Skip to main content.

The Best Hotels in Stoke-on-Trent

trover photo by Terry Shave

Search our Top Stoke-on-Trent Hotels

trover photo by Terry Shave

Save more with Secret Prices

Get instant savings with Secret Prices

  • Pay now or later on most rooms
  • Free cancellation on most rooms
  • Price Guarantee

Best Hotels in Stoke-on-Trent

Stoke-on-Trent Introduction

A former industrial city, Stoke-on-Trent still has reminders of its past, from the large chimneys that dominate the skyline to the red-brick factories now turned into flats and coffee shops. A sprawling city that quickly goes from modern to rural as you head towards the green valleys of the Peak District, Stoke-on-Trent was created from six different towns, giving each neighbourhood a distinct personality.

Hotels in Stoke-on-Trent

You'll find lots of cheap Stoke-on-Trent hotels in the city centre, which has a selection of 3 and 4-star accommodation. These hotels have comfortable rooms, with extras such as free WiFi and a complimentary breakfast. Some of the larger hotels also have indoor pools, and conference rooms for business travellers. Head to the outskirts of the city and you'll find larger rural hotels, which are ideal for visiting Alton Towers or the Peak District. With features such as on-site restaurants, large gardens and free parking, these practical hotels are great for families.

Where to stay

Stoke-on-Trent was formed from six separate towns and the Hanley area is generally considered to be the city centre. With a sprawling shopping area full of chain stores, and lots of modern office blocks, it's a little utilitarian in places. However, there's still a bit of Victorian architecture in place and a modern regeneration project means that the city is becoming an interesting place to explore. Hanley also has a lot of discount hotels, making it an excellent base for business travellers. Burslem is just to the north of Hanley and was the centre of Stoke-on-Trent's pottery industry. The red brick chimneys and industrial Victorian buildings still stand, with many ceramic manufacturers in the area. With factory shops and traditional tea rooms, Burslem is a step into the past.

Things to see

Surrounding an Italianate style country house, the Trentham Gardens cover around 300 acres. Around the house are neat pathways, perfectly trimmed hedges and colourful flower beds. Explore further and there's a calm lake area with fragrant wildflowers and an adventure playground where kids can climb and explore. Your little monkeys will also feel at home in the Trentham Monkey Forest. Head down shaded woodland trails and you'll see monkeys swinging from the trees overhead, with some of the braver creatures getting close to visitors. Kids will love seeing the monkeys frolicking and playing, and they can learn more about them during the feeding time talks. The city's industrial past really comes to life at the Gladstone Pottery Museum, a former factory which still has the grimy, dark atmosphere of the industrial era. See the old ovens and chimneys up close, then head to the museum to see displays of the colourful, intricate ceramics that were made at the factory, from pretty tiles to Victorian toilets.

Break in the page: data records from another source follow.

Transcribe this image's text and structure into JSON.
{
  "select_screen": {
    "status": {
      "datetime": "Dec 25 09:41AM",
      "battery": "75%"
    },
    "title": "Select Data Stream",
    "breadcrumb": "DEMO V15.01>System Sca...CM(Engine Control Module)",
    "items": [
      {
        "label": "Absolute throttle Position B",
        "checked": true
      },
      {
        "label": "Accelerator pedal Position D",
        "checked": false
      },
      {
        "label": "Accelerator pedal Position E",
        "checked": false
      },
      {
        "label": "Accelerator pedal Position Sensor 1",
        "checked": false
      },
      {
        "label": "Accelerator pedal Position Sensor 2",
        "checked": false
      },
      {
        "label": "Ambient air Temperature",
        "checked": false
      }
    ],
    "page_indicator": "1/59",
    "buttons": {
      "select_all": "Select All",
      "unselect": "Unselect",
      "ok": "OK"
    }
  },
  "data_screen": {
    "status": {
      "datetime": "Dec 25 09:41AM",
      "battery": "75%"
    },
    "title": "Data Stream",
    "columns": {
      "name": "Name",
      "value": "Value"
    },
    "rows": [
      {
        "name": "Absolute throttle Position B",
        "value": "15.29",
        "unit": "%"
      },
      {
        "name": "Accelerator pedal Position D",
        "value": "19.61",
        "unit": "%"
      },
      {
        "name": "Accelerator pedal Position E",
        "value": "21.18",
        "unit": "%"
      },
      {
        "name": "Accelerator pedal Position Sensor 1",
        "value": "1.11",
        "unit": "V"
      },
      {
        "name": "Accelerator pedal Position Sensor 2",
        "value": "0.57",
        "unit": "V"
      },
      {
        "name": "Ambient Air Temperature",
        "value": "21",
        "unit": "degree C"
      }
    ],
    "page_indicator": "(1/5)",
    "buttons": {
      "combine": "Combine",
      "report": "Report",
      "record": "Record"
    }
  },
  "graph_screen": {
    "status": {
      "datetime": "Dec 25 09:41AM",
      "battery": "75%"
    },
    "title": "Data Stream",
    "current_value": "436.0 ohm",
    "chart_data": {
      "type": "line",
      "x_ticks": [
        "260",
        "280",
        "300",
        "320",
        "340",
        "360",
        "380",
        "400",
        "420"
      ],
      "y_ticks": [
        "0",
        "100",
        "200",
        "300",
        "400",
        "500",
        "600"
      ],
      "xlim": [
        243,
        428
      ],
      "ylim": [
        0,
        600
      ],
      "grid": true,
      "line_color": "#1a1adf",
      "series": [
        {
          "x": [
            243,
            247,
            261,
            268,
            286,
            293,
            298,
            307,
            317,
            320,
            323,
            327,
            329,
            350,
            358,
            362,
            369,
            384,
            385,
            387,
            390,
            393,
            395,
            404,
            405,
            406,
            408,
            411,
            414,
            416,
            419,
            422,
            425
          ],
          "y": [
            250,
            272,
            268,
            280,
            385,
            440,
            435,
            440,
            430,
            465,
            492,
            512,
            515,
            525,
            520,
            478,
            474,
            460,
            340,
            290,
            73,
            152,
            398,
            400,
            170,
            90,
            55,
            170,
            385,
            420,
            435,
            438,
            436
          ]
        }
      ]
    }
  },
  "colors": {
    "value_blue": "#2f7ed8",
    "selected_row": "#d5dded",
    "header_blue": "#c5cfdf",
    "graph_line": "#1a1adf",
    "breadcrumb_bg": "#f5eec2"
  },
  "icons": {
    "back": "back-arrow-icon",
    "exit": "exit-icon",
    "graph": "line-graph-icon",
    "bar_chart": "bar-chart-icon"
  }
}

How to get to Stoke-on-Trent

Stoke-on-Trent is about an hour from Birmingham Airport, which has flights arriving from across Europe. There's also a direct rail service, which takes about an hour and 15 minutes. East Midlands Airport is a similar distance, and is a popular arrival point for budget European airlines. From here you can get the Skylink coach to Derby, then change for Stoke-on-Trent, with the journey taking just under 2 hours. Stoke-on-Trent railway station is the main arrival point for the city, with direct trains from London Euston and Manchester Piccadilly. There are also a few smaller suburban train stations which make it easy to travel in Stoke-on-Trent.